Limerick designer Aoife sets her sights on the fashion industry

Maria Flannery

Reporter:

Maria Flannery

Mungret woman Aoife McNamara with a piece from her graduate collection, which is called Anáil. She is also wearing one of her own designs – a three-piece suit

Mungret woman Aoife McNamara with a piece from her graduate collection, which is called Anáil. She is also wearing one of her own designs – a three-piece suit

A LOCAL young fashion designer, whose pieces have been worn by SoSueMe blogger Suzanne Jackson and Limerick’s own Celia Holman Lee, has set her sights firmly on taking over the fashion industry, writes Maria Flannery.

Aoife McNamara, a Mungret woman who has just graduated from Limerick School of Art and Design, has previously worked as an intern at Marc Jacobs in New York - and is already becoming well-known for her very own signature design features.

Expert tailoring, exaggerated silhouettes and puffball sleeves are all usually incorporated in Aoife’s recognisable style.

The entrepreneurial designer had already built an audience as a blogger while still a student at LSAD. She is now taking orders for her final collection on her website, aoifemcnamara.com.

Her stint in New York is what inspired Aoife’s final collection, which draws on ‘a reflection of Ireland’.
The collection is titled ‘Anáil’, a word which means breathe in Irish. The six pieces are an homage to Annie Moore, the first Irish immigrant to enter the US. Aoife drew inspiration from this feminist figure, who faced her fears when she embarked on that journey.

“I spent my first days in New York taking in such a huge, vast city where everything was new to me, and thinking about all the Irish immigrants like Annie Moore who made their way there years ago during the famine,” said Aoife.

“They must have felt the same way as me - awestruck, vulnerable but eager to learn and work. Before I started working on Anáil, I paid a visit to Ellis Island and I was taken in by the stories I heard about all these Irish people who went to the ‘New World’ many years before me, mesmerised by the possibility of a new life. I imagined these impoverished, eager and strong women arriving to Ellis Island when I designed the pieces,” she added.

Making use of deconstruction with materials such as wool, tweed, and woven yarns, Aoife focused on Irish heritage. The finished result, featuring billowing sleeves and fitted corsetry, connotes a ‘Celtic peasant with a romantic feel'.

“Through the exploration of labour intense work on the soil of Ireland, I was deeply inspired by the development of a 3D weaving technique applied with willow and reeds - creating a shape and volume in relation to restricting the body combined with a modern element of tailoring.”

Aoife has introduced Victorian silhouettes into the pieces, with the juxtaposition of dry wool, corduroy, tweeds and reeds contrasting with the highly decorative damask and silks in certain pieces.

“I feel the result of the collection highlights the rawness of poverty versus the vibrant dream of starting a new life in America for this immigrant whose story I heard as a tourist on Ellis Island.”

Aoife herself has high hopes of conquering the fashion industry after completing her course in Limerick.

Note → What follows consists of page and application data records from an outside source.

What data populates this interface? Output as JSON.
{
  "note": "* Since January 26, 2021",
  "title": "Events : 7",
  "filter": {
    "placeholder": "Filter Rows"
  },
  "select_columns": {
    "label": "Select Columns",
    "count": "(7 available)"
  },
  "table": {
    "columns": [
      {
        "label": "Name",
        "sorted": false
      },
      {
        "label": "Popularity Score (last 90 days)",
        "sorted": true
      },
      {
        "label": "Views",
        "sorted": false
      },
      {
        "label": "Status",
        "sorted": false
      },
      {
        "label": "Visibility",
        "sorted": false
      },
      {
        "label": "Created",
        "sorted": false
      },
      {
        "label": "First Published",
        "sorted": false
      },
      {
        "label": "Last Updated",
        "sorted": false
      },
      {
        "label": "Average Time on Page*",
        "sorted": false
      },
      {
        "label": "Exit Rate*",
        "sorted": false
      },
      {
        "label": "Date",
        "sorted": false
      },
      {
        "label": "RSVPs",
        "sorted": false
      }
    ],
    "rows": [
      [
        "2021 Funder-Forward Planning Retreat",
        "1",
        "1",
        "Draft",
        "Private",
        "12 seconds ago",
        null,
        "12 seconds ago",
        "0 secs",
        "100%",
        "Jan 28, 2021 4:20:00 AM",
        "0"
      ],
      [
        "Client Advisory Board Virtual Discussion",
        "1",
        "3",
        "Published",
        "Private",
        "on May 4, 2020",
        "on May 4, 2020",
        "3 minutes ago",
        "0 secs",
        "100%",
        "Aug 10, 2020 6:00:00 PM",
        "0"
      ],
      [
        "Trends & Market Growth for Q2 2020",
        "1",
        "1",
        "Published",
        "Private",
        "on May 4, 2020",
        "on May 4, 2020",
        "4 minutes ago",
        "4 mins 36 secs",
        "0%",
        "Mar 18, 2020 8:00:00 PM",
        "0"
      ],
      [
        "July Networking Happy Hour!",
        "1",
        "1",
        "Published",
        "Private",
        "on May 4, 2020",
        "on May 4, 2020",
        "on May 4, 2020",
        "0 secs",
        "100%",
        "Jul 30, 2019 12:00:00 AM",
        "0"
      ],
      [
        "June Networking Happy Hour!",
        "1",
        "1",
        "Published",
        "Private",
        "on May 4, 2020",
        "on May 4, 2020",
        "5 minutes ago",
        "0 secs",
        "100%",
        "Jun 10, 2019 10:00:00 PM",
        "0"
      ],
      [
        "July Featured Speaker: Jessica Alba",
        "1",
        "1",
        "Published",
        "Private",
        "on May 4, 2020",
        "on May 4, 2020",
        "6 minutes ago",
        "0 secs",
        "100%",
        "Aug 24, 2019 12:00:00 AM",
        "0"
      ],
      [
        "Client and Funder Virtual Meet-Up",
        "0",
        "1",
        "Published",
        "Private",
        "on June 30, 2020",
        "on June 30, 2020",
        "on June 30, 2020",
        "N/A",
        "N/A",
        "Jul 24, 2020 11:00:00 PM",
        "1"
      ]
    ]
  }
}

Empowering women is the message she wants to give with her designs - and with strong tailoring and bright colours as standard, it’s no surprise to hear that Amal Clooney is her dream client.